EXERCISE: Would you please give all the lines below again, exactly as they stand?

MATERIAL FOR THE TASK:
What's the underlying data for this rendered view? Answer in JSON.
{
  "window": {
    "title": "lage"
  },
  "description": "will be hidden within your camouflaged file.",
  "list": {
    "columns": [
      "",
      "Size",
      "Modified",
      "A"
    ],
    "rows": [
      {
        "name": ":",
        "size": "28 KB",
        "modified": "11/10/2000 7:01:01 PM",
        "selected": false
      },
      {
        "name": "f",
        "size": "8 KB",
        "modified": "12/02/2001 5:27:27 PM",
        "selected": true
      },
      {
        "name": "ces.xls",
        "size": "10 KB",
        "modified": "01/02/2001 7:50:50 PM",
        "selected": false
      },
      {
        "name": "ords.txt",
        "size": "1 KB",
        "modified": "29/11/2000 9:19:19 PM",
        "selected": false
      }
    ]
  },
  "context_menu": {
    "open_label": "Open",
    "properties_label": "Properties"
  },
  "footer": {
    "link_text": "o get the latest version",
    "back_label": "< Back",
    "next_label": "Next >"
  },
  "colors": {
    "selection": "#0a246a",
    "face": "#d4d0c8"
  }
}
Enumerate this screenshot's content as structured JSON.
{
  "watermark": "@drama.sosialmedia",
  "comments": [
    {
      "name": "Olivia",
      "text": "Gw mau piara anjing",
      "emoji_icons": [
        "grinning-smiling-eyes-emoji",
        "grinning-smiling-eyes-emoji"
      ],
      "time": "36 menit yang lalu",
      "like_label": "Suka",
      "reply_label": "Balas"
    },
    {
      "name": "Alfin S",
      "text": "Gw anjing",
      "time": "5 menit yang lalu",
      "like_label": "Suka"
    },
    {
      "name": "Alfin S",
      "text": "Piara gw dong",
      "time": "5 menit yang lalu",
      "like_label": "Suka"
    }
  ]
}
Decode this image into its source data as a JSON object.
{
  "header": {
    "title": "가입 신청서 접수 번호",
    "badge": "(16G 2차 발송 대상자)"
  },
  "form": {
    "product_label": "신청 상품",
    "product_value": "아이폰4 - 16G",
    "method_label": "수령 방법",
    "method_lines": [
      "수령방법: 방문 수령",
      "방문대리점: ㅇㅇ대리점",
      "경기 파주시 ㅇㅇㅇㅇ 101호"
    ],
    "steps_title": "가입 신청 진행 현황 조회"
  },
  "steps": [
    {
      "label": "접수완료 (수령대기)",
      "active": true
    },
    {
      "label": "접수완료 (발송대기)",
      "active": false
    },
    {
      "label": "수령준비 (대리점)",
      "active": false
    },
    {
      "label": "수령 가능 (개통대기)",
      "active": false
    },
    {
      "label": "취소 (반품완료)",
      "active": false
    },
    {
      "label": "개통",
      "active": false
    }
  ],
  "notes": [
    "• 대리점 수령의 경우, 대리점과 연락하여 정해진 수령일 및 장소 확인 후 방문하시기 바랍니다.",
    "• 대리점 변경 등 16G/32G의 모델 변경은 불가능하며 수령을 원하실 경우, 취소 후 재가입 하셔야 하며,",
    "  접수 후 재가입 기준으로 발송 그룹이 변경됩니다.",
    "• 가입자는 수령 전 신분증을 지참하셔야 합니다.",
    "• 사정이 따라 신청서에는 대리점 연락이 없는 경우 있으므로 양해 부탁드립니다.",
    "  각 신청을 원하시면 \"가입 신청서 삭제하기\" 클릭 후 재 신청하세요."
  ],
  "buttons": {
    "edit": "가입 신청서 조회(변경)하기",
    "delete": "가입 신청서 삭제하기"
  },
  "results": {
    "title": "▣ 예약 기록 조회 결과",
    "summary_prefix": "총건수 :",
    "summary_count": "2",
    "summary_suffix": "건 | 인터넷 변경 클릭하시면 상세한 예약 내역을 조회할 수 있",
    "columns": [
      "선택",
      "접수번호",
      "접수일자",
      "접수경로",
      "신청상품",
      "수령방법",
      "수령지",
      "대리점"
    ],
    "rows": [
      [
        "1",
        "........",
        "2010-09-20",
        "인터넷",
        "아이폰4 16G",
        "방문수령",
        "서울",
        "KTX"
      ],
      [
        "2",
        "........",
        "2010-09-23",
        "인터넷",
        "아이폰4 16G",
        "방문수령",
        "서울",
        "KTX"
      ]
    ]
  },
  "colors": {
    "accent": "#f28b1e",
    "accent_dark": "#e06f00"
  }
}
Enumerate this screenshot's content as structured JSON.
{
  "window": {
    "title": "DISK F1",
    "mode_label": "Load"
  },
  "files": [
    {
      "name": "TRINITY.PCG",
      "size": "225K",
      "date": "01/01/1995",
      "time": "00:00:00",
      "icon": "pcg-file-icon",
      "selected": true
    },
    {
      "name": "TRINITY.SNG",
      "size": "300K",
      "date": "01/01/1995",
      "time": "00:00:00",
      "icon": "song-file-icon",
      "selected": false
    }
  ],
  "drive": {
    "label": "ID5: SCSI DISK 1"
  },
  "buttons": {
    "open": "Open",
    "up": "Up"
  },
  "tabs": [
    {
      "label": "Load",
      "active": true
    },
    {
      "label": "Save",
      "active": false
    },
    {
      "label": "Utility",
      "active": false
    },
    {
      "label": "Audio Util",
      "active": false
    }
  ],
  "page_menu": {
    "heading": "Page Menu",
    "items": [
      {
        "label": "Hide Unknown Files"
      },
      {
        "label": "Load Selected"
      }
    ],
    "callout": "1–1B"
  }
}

OUTPUT OF THE TASK:
What's the underlying data for this rendered view? Answer in JSON.
{
  "window": {
    "title": "lage"
  },
  "description": "will be hidden within your camouflaged file.",
  "list": {
    "columns": [
      "",
      "Size",
      "Modified",
      "A"
    ],
    "rows": [
      {
        "name": ":",
        "size": "28 KB",
        "modified": "11/10/2000 7:01:01 PM",
        "selected": false
      },
      {
        "name": "f",
        "size": "8 KB",
        "modified": "12/02/2001 5:27:27 PM",
        "selected": true
      },
      {
        "name": "ces.xls",
        "size": "10 KB",
        "modified": "01/02/2001 7:50:50 PM",
        "selected": false
      },
      {
        "name": "ords.txt",
        "size": "1 KB",
        "modified": "29/11/2000 9:19:19 PM",
        "selected": false
      }
    ]
  },
  "context_menu": {
    "open_label": "Open",
    "properties_label": "Properties"
  },
  "footer": {
    "link_text": "o get the latest version",
    "back_label": "< Back",
    "next_label": "Next >"
  },
  "colors": {
    "selection": "#0a246a",
    "face": "#d4d0c8"
  }
}
Enumerate this screenshot's content as structured JSON.
{
  "watermark": "@drama.sosialmedia",
  "comments": [
    {
      "name": "Olivia",
      "text": "Gw mau piara anjing",
      "emoji_icons": [
        "grinning-smiling-eyes-emoji",
        "grinning-smiling-eyes-emoji"
      ],
      "time": "36 menit yang lalu",
      "like_label": "Suka",
      "reply_label": "Balas"
    },
    {
      "name": "Alfin S",
      "text": "Gw anjing",
      "time": "5 menit yang lalu",
      "like_label": "Suka"
    },
    {
      "name": "Alfin S",
      "text": "Piara gw dong",
      "time": "5 menit yang lalu",
      "like_label": "Suka"
    }
  ]
}
Decode this image into its source data as a JSON object.
{
  "header": {
    "title": "가입 신청서 접수 번호",
    "badge": "(16G 2차 발송 대상자)"
  },
  "form": {
    "product_label": "신청 상품",
    "product_value": "아이폰4 - 16G",
    "method_label": "수령 방법",
    "method_lines": [
      "수령방법: 방문 수령",
      "방문대리점: ㅇㅇ대리점",
      "경기 파주시 ㅇㅇㅇㅇ 101호"
    ],
    "steps_title": "가입 신청 진행 현황 조회"
  },
  "steps": [
    {
      "label": "접수완료 (수령대기)",
      "active": true
    },
    {
      "label": "접수완료 (발송대기)",
      "active": false
    },
    {
      "label": "수령준비 (대리점)",
      "active": false
    },
    {
      "label": "수령 가능 (개통대기)",
      "active": false
    },
    {
      "label": "취소 (반품완료)",
      "active": false
    },
    {
      "label": "개통",
      "active": false
    }
  ],
  "notes": [
    "• 대리점 수령의 경우, 대리점과 연락하여 정해진 수령일 및 장소 확인 후 방문하시기 바랍니다.",
    "• 대리점 변경 등 16G/32G의 모델 변경은 불가능하며 수령을 원하실 경우, 취소 후 재가입 하셔야 하며,",
    "  접수 후 재가입 기준으로 발송 그룹이 변경됩니다.",
    "• 가입자는 수령 전 신분증을 지참하셔야 합니다.",
    "• 사정이 따라 신청서에는 대리점 연락이 없는 경우 있으므로 양해 부탁드립니다.",
    "  각 신청을 원하시면 \"가입 신청서 삭제하기\" 클릭 후 재 신청하세요."
  ],
  "buttons": {
    "edit": "가입 신청서 조회(변경)하기",
    "delete": "가입 신청서 삭제하기"
  },
  "results": {
    "title": "▣ 예약 기록 조회 결과",
    "summary_prefix": "총건수 :",
    "summary_count": "2",
    "summary_suffix": "건 | 인터넷 변경 클릭하시면 상세한 예약 내역을 조회할 수 있",
    "columns": [
      "선택",
      "접수번호",
      "접수일자",
      "접수경로",
      "신청상품",
      "수령방법",
      "수령지",
      "대리점"
    ],
    "rows": [
      [
        "1",
        "........",
        "2010-09-20",
        "인터넷",
        "아이폰4 16G",
        "방문수령",
        "서울",
        "KTX"
      ],
      [
        "2",
        "........",
        "2010-09-23",
        "인터넷",
        "아이폰4 16G",
        "방문수령",
        "서울",
        "KTX"
      ]
    ]
  },
  "colors": {
    "accent": "#f28b1e",
    "accent_dark": "#e06f00"
  }
}
Enumerate this screenshot's content as structured JSON.
{
  "window": {
    "title": "DISK F1",
    "mode_label": "Load"
  },
  "files": [
    {
      "name": "TRINITY.PCG",
      "size": "225K",
      "date": "01/01/1995",
      "time": "00:00:00",
      "icon": "pcg-file-icon",
      "selected": true
    },
    {
      "name": "TRINITY.SNG",
      "size": "300K",
      "date": "01/01/1995",
      "time": "00:00:00",
      "icon": "song-file-icon",
      "selected": false
    }
  ],
  "drive": {
    "label": "ID5: SCSI DISK 1"
  },
  "buttons": {
    "open": "Open",
    "up": "Up"
  },
  "tabs": [
    {
      "label": "Load",
      "active": true
    },
    {
      "label": "Save",
      "active": false
    },
    {
      "label": "Utility",
      "active": false
    },
    {
      "label": "Audio Util",
      "active": false
    }
  ],
  "page_menu": {
    "heading": "Page Menu",
    "items": [
      {
        "label": "Hide Unknown Files"
      },
      {
        "label": "Load Selected"
      }
    ],
    "callout": "1–1B"
  }
}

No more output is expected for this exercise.